The F-150 is brilliantly engineered for maneuverability and drivability, but thereís no disguising the fact that a 4x4 F-150 crew cab is a huge vehicle. It fills up a residential street and turns the search for a downtown parking spot into a quest worthy of the recent "Amazing Race" episode shot in Detroit.

The option price for the diesel is competitive with what Ram charges for its less powerful 3.0L V6 diesel, but still, $3,000-$4,995 is a big ask.
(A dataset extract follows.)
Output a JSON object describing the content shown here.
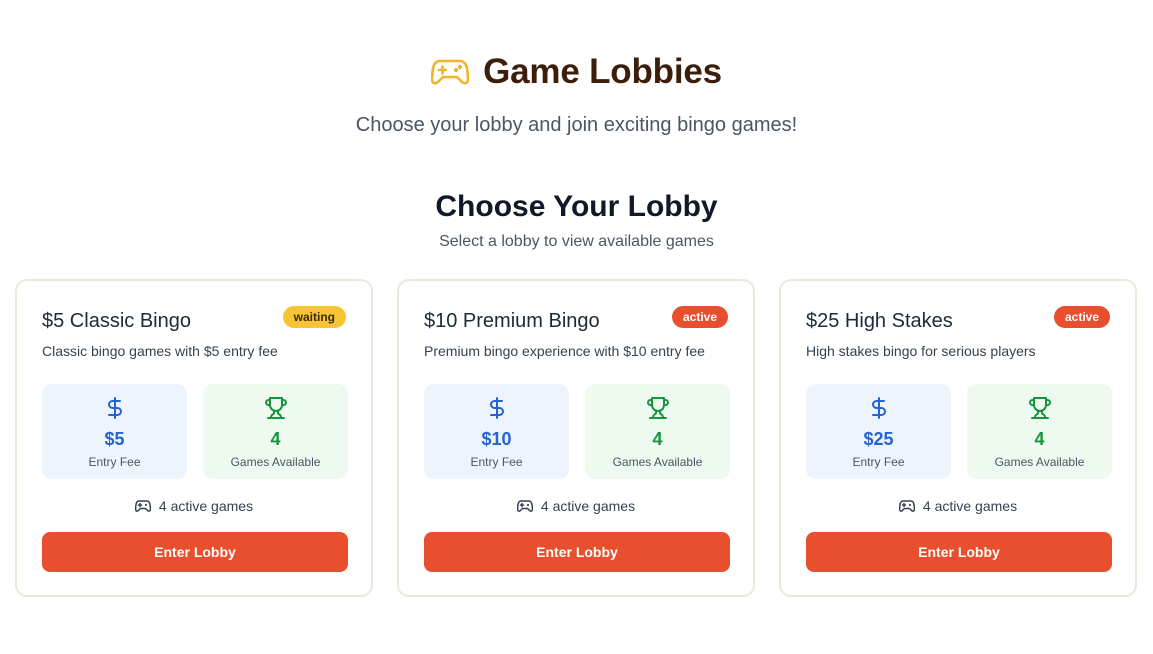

People who spend lots of time towing long distances may gravitate to the F-150 diesel but itís not likely to convert many new owners to diesel.

Specifications as tested

Engine: 3.0L turbocharged diesel V6.

Power: 250 @ 3,250 horsepower rpm; 440 pound-feet of torque @ 1,750-2,250 rpm

Transmission: 10-speed automatic

Wheelbase: 145.0inches

Length: 231.9 inches

Width: 79.9 inches

Height: 77.2 inches

Curb Weight: 5,721 lbs.

Where assembled: Dearborn, Mich.

Facts and figures

The 3.0L V6ís 250 hp is slightly more than the output of Ramís diesel. More important, the Ford engine produces 440 pound-feet of torque from just 1,750 rpm, the kind of immediate power that makes it easy to pull a trailer out of a muddy corral. Fiat Chrysler V6 generates 420 pound-feet at 2,000 rpm, good performance but likely to be a noticeable difference when you try to reach highway speed on an entrance ramp while towing a fifth-wheel camper.

The EPA rates the most efficient F-150 diesel at 22 mpg in town, 30 on the highway and 25 combined. It scored 20/25/22 in the heavier, well-equipped King Ranch 4x4 I tested.

A comparably equipped 2018 Ram 1500 diesel matched the F-150 at 22 mpg in combined driving.

Both diesels beat the fuel efficiency of V-8 gasoline pickups by several miles per gallon.

Competitive EPA fuel economy ratings

(Automatic transmission, 4wd crew cab models)

Ford F-150 King Ranch 4x4 diesel crew cab: 20 city/ 25 highway/25 combined. Diesel.

Chevrolet Silverado High Country 4x4 crew cab: 16/22/18. Regular gasoline.

Nissan Titan Platinum Reserve 4x4 crew cab: 15/21/18. Regular gasoline.

2018 Ram 1500 Longhorn 4x4 diesel crew cab: 19/27/22. Diesel.

Toyota Tundra 1794 4x4 crew cab: 13/17/14. Regular gasoline.

Source: www.fueleconomy.gov

The verdict

The combination of fuel economy, power and towing capacity give the F-150 diesel a significant advantage for buyers who do a lot of towing. The engineís smooth and quiet operation remove two main reasons Americans resisted diesels in the past.

Add that to a pickup that has earned its spot as Americaís perennial bestseller and you have a pricey but worthwhile addition to the F-series.

Key features on vehicle tested

Standard equipment: Antilock brakes; stability control; front seat side air bags; curtain air bags; LED box lighting; auto start-stop; push button start; backup camera; remote start; Sirius satellite radio voice recognition; navigation; touch screen; reverse parking sensors; trailer brake controller; USB ports; Bluetooth compatible; power sliding rear window; LED headlights, taillights and fog lights; power locks windows, seats; remote tailgate release; damped tailgate; heated rear seats; 10-way power front seats; 60/40 fold up rear seat; 110-volt outlet; heated/cooled front seats; leather bucket front seats; memory for driver settings; power tilt and telescope steering column;

Options: Diesel engine; tailgate step; power running boards; inflatable rear safety belts; blind spot and cross traffic alerts; King ranch chrome package; 20-inch chrome wheels; spray-in bedliner; wheel well liner; all-terrain tires.